The Effects of the Industrial Revolution

The fact that the Industrial Revolution, which originated in England, changed the world is undisputed. Our present lifestyle would have been vastly different had the related events not have occurred. However, we must not romanticize the early changes. They were plagued with disease, poverty, exploitation of children, and the deterioration of the working class. Badly needed reforms came slowly, but inventions and improvements grew at a rapid pace, all of which evolved into the Post-Industrial society of today.

The Industrial Revolution can be defined as the application of power-driven machinery to manufacturing. It had its beginning in remote times, and is still continuing in some places. In the eighteenth century all of Western Europe began to industrialize rapidly, but in England the process was most highly accelerated. England’s head start may be attributed to the emergence of a number of simultaneous factors.

Britain had burned up her oak forests in its fireplaces, but large deposits of coal were still available for industrial fuel. There was an abundant labor supply to mine coal and iron, and to man the factories. From the old commercial empire there remained a fleet, and England still possessed colonies to furnish raw materials and act as captive markets for manufactured goods. Tobacco merchants of Glasgow and tea merchants of London and Bristol had capital to invest and the technical know-how derived from the Scientific Revolution of the seventeenth century. Last, but no least important, the isolation of England saved industrial development from being interrupted by war. Soon all Western Europe was more or less industrialized, and the coming of electricity and cheap steel after 1850 further speeded the process.

The Industrial Revolution brought with it an increase in population and urbanization, as well as new social classes. “Cities and towns grew dramatically in the first half of the nineteenth century. They were rapidly becoming places for manufacturing and industry; the dramatic growth of such cities produced miserable living conditions for many of the inhabitants.” (Western Civilization, 416). “There were 63 families where there were at least five persons to one bed; and there were some in which even six were packed in one bed, lying at the top and bottom—children and adults. Sanitary conditions in these towns were appalling. City streets were often used as sewers and open drains.” (Western Civilization, 417).

In addition to a new factory-owning bourgeoisie, the Industrial Revolution created a new working class. The new class of industrial workers included all the men, women, and children [as young as age seven] laboring in the textile mills, pottery works, and mines. Often skilled artisans found their selves degraded to routine process laborers as machines began to mass produce the products formerly made by hand.

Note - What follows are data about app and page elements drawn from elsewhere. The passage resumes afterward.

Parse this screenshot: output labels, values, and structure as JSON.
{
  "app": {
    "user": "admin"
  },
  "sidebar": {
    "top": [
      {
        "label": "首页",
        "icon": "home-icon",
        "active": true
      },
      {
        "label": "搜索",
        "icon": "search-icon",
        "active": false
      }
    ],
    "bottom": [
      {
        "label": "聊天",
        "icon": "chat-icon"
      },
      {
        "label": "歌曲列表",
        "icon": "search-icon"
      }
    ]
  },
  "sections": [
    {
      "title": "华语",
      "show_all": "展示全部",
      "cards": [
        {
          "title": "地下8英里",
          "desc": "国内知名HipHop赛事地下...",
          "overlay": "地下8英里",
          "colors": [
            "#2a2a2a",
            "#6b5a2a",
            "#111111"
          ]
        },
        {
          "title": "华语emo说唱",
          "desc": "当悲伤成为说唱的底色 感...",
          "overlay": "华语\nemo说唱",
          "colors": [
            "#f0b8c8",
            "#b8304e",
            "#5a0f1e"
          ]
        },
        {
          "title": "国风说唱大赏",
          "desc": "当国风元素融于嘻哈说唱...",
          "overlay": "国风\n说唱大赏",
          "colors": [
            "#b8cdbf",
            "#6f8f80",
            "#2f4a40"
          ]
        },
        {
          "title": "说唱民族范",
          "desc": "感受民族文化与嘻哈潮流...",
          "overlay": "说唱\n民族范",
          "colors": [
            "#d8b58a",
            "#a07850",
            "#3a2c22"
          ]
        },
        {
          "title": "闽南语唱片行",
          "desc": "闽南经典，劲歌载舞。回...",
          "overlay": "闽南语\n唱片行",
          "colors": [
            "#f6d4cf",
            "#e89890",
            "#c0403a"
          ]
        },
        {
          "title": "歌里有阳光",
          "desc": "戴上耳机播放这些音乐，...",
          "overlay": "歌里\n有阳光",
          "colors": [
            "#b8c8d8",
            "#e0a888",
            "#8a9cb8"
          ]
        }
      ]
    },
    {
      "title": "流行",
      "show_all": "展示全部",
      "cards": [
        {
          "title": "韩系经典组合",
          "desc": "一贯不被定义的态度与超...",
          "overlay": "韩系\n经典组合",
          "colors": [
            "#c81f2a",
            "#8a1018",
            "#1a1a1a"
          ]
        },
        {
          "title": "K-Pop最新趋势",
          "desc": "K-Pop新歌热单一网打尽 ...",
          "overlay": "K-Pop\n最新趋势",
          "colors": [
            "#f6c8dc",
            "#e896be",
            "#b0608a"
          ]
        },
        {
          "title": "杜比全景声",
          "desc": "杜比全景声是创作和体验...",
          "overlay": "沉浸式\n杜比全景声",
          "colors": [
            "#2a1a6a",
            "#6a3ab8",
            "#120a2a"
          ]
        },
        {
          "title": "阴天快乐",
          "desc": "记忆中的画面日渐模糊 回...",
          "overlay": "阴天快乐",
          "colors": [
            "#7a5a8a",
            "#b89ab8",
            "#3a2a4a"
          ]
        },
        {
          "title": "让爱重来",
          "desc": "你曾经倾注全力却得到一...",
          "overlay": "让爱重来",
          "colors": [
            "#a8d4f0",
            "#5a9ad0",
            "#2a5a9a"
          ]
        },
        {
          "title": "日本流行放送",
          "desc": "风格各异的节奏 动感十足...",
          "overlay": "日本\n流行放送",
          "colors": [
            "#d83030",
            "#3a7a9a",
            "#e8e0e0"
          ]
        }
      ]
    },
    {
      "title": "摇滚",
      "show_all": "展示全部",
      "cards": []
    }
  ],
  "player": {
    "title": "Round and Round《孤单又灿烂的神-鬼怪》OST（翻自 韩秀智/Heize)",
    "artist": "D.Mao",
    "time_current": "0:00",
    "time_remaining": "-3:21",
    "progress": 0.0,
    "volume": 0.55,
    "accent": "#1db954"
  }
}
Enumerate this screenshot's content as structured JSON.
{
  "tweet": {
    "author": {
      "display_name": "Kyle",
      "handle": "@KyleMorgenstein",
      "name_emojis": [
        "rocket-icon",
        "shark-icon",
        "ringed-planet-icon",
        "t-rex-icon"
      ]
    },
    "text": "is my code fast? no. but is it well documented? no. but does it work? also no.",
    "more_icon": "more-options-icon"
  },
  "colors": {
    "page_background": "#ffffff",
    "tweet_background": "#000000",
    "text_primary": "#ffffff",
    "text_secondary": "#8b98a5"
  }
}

Generally speaking, wages were low, hours were long, working conditions unpleasant and dangerous, and parents were forced to give up the discipline of their children to the factory boss. “Work hours ranged from twelve to sixteen hour a day, six days a week, with a half hour for lunch and dinner. There was no security of employment and no minimum wage. The worst conditions were endured by workers in the cotton mills, where temperatures were especially debilitating.” (Western Civilization, 418). “Conditions in the coal mines were also harsh. Inside the mines, men still bore the burden of digging the coal out while horses, mules, women, and children hauled coal carts on rails to the lift. Dangers abounded in coalmines; cave-ins, explosions, and gas fumes were a way of life. The cramped conditions—tunnels often did not exceed 3 or 4 feet in height—constant dampness in the mines resulted in deformed bodies and ruined lungs.” (Western Civilization, 418).

By the middle of the nineteenth century, sociology grew out of the social upheaval. “The Factory Act of 1833 stipulated that children between nine and thirteen could work only eight hours a day; those between thirteen and eighteen, twelve hours. Another piece of legislation in 1833 required that children between nine and thirteen have at least two hours of elementary education during the working day. In 1847, the Ten Hours Act reduced the workday for children between thirteen and eighteen to ten hours. Women were also now included in the ten-hour limitation. In 1842,